REQUIREMENT
All entries below must be given again exactly as they stand.

Stored data entries
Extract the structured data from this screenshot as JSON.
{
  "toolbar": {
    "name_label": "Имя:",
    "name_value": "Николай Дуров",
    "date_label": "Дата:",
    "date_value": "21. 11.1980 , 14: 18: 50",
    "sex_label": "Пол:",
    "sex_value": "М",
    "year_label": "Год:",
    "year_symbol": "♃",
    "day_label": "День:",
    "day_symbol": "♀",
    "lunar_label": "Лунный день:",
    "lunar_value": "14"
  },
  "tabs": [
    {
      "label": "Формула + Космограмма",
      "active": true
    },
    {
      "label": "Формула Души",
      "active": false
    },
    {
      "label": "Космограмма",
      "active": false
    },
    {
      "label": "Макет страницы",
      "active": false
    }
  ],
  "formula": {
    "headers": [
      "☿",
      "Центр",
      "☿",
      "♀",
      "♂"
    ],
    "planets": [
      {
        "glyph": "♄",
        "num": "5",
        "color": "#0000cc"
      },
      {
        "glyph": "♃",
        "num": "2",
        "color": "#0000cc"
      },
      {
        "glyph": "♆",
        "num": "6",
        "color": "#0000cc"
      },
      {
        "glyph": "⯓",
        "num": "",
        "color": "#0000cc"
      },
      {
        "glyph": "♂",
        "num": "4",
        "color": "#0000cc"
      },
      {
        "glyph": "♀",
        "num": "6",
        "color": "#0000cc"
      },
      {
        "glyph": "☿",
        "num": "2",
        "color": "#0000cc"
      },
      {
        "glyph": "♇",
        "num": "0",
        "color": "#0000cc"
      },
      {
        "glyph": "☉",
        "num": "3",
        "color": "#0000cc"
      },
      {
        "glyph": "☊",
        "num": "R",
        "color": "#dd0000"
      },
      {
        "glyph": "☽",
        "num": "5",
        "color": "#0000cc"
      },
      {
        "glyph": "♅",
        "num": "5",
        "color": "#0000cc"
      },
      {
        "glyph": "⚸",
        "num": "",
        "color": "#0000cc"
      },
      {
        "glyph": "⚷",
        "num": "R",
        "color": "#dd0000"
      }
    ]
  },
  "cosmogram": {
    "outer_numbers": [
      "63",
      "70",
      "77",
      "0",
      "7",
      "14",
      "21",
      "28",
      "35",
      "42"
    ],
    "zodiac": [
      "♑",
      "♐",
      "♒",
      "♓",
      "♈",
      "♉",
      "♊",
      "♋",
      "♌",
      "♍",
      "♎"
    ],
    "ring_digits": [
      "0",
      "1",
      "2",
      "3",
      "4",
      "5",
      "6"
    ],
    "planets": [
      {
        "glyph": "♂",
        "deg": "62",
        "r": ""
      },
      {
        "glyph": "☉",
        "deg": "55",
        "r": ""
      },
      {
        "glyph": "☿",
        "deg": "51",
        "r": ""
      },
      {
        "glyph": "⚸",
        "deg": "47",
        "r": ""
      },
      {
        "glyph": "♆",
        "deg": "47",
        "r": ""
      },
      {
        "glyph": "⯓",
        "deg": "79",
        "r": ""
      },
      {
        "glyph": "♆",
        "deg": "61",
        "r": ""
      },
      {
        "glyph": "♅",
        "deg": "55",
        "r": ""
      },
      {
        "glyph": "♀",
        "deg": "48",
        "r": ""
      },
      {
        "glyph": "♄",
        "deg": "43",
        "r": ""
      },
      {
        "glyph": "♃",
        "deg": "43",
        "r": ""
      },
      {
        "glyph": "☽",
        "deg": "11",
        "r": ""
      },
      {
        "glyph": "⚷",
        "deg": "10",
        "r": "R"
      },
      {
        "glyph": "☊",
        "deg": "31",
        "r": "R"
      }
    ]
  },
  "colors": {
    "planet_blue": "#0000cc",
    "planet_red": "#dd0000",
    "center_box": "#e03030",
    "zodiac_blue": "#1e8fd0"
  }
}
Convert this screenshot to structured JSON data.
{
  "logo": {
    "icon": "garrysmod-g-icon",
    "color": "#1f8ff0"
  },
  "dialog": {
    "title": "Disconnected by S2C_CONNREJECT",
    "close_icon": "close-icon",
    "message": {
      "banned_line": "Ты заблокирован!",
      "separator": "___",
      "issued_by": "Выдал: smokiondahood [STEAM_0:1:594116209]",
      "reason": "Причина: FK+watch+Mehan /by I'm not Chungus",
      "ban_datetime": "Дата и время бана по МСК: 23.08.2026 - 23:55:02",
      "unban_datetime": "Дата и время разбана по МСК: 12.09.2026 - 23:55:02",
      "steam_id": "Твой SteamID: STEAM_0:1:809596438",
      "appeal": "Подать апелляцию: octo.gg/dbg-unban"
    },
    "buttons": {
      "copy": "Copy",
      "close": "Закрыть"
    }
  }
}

TASK RESULT
Extract the structured data from this screenshot as JSON.
{
  "toolbar": {
    "name_label": "Имя:",
    "name_value": "Николай Дуров",
    "date_label": "Дата:",
    "date_value": "21. 11.1980 , 14: 18: 50",
    "sex_label": "Пол:",
    "sex_value": "М",
    "year_label": "Год:",
    "year_symbol": "♃",
    "day_label": "День:",
    "day_symbol": "♀",
    "lunar_label": "Лунный день:",
    "lunar_value": "14"
  },
  "tabs": [
    {
      "label": "Формула + Космограмма",
      "active": true
    },
    {
      "label": "Формула Души",
      "active": false
    },
    {
      "label": "Космограмма",
      "active": false
    },
    {
      "label": "Макет страницы",
      "active": false
    }
  ],
  "formula": {
    "headers": [
      "☿",
      "Центр",
      "☿",
      "♀",
      "♂"
    ],
    "planets": [
      {
        "glyph": "♄",
        "num": "5",
        "color": "#0000cc"
      },
      {
        "glyph": "♃",
        "num": "2",
        "color": "#0000cc"
      },
      {
        "glyph": "♆",
        "num": "6",
        "color": "#0000cc"
      },
      {
        "glyph": "⯓",
        "num": "",
        "color": "#0000cc"
      },
      {
        "glyph": "♂",
        "num": "4",
        "color": "#0000cc"
      },
      {
        "glyph": "♀",
        "num": "6",
        "color": "#0000cc"
      },
      {
        "glyph": "☿",
        "num": "2",
        "color": "#0000cc"
      },
      {
        "glyph": "♇",
        "num": "0",
        "color": "#0000cc"
      },
      {
        "glyph": "☉",
        "num": "3",
        "color": "#0000cc"
      },
      {
        "glyph": "☊",
        "num": "R",
        "color": "#dd0000"
      },
      {
        "glyph": "☽",
        "num": "5",
        "color": "#0000cc"
      },
      {
        "glyph": "♅",
        "num": "5",
        "color": "#0000cc"
      },
      {
        "glyph": "⚸",
        "num": "",
        "color": "#0000cc"
      },
      {
        "glyph": "⚷",
        "num": "R",
        "color": "#dd0000"
      }
    ]
  },
  "cosmogram": {
    "outer_numbers": [
      "63",
      "70",
      "77",
      "0",
      "7",
      "14",
      "21",
      "28",
      "35",
      "42"
    ],
    "zodiac": [
      "♑",
      "♐",
      "♒",
      "♓",
      "♈",
      "♉",
      "♊",
      "♋",
      "♌",
      "♍",
      "♎"
    ],
    "ring_digits": [
      "0",
      "1",
      "2",
      "3",
      "4",
      "5",
      "6"
    ],
    "planets": [
      {
        "glyph": "♂",
        "deg": "62",
        "r": ""
      },
      {
        "glyph": "☉",
        "deg": "55",
        "r": ""
      },
      {
        "glyph": "☿",
        "deg": "51",
        "r": ""
      },
      {
        "glyph": "⚸",
        "deg": "47",
        "r": ""
      },
      {
        "glyph": "♆",
        "deg": "47",
        "r": ""
      },
      {
        "glyph": "⯓",
        "deg": "79",
        "r": ""
      },
      {
        "glyph": "♆",
        "deg": "61",
        "r": ""
      },
      {
        "glyph": "♅",
        "deg": "55",
        "r": ""
      },
      {
        "glyph": "♀",
        "deg": "48",
        "r": ""
      },
      {
        "glyph": "♄",
        "deg": "43",
        "r": ""
      },
      {
        "glyph": "♃",
        "deg": "43",
        "r": ""
      },
      {
        "glyph": "☽",
        "deg": "11",
        "r": ""
      },
      {
        "glyph": "⚷",
        "deg": "10",
        "r": "R"
      },
      {
        "glyph": "☊",
        "deg": "31",
        "r": "R"
      }
    ]
  },
  "colors": {
    "planet_blue": "#0000cc",
    "planet_red": "#dd0000",
    "center_box": "#e03030",
    "zodiac_blue": "#1e8fd0"
  }
}
Convert this screenshot to structured JSON data.
{
  "logo": {
    "icon": "garrysmod-g-icon",
    "color": "#1f8ff0"
  },
  "dialog": {
    "title": "Disconnected by S2C_CONNREJECT",
    "close_icon": "close-icon",
    "message": {
      "banned_line": "Ты заблокирован!",
      "separator": "___",
      "issued_by": "Выдал: smokiondahood [STEAM_0:1:594116209]",
      "reason": "Причина: FK+watch+Mehan /by I'm not Chungus",
      "ban_datetime": "Дата и время бана по МСК: 23.08.2026 - 23:55:02",
      "unban_datetime": "Дата и время разбана по МСК: 12.09.2026 - 23:55:02",
      "steam_id": "Твой SteamID: STEAM_0:1:809596438",
      "appeal": "Подать апелляцию: octo.gg/dbg-unban"
    },
    "buttons": {
      "copy": "Copy",
      "close": "Закрыть"
    }
  }
}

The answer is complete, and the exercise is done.